Vaughn Monroe, Vaughn Wilton Monroe (October 7, 1911 – May 21, 1973) was an American baritone singer, trumpeter and big band leader and actor, most popular in the 1940s and 1950s. He has two stars on the Hollywood Walk of Fame for recording and radio.
Vaughn Monroe was born in Akron, Ohio on October 7, 1911. He graduated from Jeannette High School in Pennsylvania in 1929 where he was senior class president and voted “most likely to succeed.” After graduation, he attended the Carnegie Institute of Technology, where he was an active member of the Sigma Nu fraternity. Monroe attended New England Conservatory for one semester in 1935, studying voice with Clarence B. Shirley.
He formed his first orchestra in Boston in 1940 and became its principal vocalist. He began recording for Victor’s low-priced Bluebird label. That same year, Monroe built The Meadows, a restaurant and nightclub on Route 9 in Framingham, Massachusetts, west of Boston. He hosted the Camel Caravan radio program from there starting in 1946. It burned to the ground in December 1980 after sitting shuttered and vacant for a number of years.
Vaughn Monroe was tall and handsome which helped him as a band leader and singer, as well as in Hollywood. He was sometimes called “the Baritone with Muscles”, “the Voice with Hair on its Chest”, “Ol’ Leather Tonsils”, or “Leather Lungs”.
He recorded extensively for RCA Victor until the 1950s and his signature tune was “Racing With the Moon” (1941). Among his other hits were “In the Still of the Night” (1939), “There I Go” (1941), “There I’ve Said It Again” (1945), “Let It Snow, Let It Snow, Let It Snow” (1946), “Ballerina” (1947), “Riders in the Sky” (1949), “Someday (You’ll Want Me To Want You)” (1949), “Sound Off” (1951), and “In the Middle of the House” (1956). He also turned down the chance to record “Rudolph the Red-Nosed Reindeer”.

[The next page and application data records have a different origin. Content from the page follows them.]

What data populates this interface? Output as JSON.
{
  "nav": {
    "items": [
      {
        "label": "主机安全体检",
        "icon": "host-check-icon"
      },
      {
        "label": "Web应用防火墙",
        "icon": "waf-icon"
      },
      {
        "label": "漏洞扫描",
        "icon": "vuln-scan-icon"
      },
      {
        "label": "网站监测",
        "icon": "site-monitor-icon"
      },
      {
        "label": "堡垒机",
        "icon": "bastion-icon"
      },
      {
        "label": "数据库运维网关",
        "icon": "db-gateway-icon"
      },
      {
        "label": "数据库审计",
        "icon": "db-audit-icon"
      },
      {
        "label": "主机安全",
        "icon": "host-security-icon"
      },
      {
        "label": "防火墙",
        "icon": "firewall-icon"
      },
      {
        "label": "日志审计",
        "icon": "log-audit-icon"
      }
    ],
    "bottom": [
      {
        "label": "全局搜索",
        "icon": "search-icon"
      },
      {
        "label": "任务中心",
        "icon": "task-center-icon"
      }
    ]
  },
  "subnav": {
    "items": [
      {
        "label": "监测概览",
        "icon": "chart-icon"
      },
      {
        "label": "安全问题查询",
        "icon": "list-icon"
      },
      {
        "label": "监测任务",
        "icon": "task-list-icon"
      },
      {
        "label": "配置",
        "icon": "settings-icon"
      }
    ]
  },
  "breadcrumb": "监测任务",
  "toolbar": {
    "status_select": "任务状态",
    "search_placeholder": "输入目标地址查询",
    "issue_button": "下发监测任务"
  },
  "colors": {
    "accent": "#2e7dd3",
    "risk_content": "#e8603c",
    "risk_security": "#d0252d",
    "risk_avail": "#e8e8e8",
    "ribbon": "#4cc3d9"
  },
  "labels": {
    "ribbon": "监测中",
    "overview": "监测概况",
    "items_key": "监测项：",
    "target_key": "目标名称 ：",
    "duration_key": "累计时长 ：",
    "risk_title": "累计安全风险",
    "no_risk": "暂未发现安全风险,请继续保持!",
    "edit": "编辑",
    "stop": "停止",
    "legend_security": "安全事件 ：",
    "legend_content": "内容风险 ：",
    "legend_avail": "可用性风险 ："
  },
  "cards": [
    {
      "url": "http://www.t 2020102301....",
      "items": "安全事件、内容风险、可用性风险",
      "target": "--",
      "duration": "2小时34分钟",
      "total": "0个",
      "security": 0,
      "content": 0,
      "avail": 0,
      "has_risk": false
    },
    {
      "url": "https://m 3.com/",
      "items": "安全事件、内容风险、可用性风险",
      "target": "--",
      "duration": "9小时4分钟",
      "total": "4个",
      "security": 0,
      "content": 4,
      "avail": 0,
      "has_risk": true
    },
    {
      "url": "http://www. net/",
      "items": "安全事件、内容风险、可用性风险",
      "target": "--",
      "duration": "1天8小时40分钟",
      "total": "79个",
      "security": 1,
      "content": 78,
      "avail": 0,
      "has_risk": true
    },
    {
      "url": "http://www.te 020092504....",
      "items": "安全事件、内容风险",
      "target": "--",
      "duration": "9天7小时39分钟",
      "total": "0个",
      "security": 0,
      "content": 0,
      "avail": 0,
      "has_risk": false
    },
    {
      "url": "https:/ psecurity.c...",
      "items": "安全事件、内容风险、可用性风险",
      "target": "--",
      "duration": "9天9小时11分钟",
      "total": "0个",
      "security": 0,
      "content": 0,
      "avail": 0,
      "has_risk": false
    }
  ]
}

Vaughn Monroe also wrote a number of songs ranging from “Army Song” to less-known ones like the “Jeannette High School Alma Mater”.
Movies also beckoned, although he did not pursue it with vigor. Vaughn Monroe appeared in 1944’s Meet the People, Carnegie Hall (1947), Singing Guns (1950), and The Toughest Man in Arizona (1952). He co-authored The Adventures of Mr. Putt Putt, a children’s book about airplanes and flying, published in 1949.
He hosted The Vaughn Monroe Show on CBS Television from 1950–51 and from 1954–55, and also appeared on Bonanza and The Mike Douglas Show, as well as The Ed Sullivan Show, Texaco Star Theatre, The Jackie Gleason Show, The Tonight Show Starring Johnny Carson, and American Bandstand. He was a major stockholder in RCA and appeared in print ads and television commercials for the company’s TV and audio products.
Vaughn Monroe died on May 21, 1973 at Martin County Memorial Hospital, shortly after having stomach surgery . He was buried in Fernhill Memorial Gardens and Mausoleum in Stuart, Florida.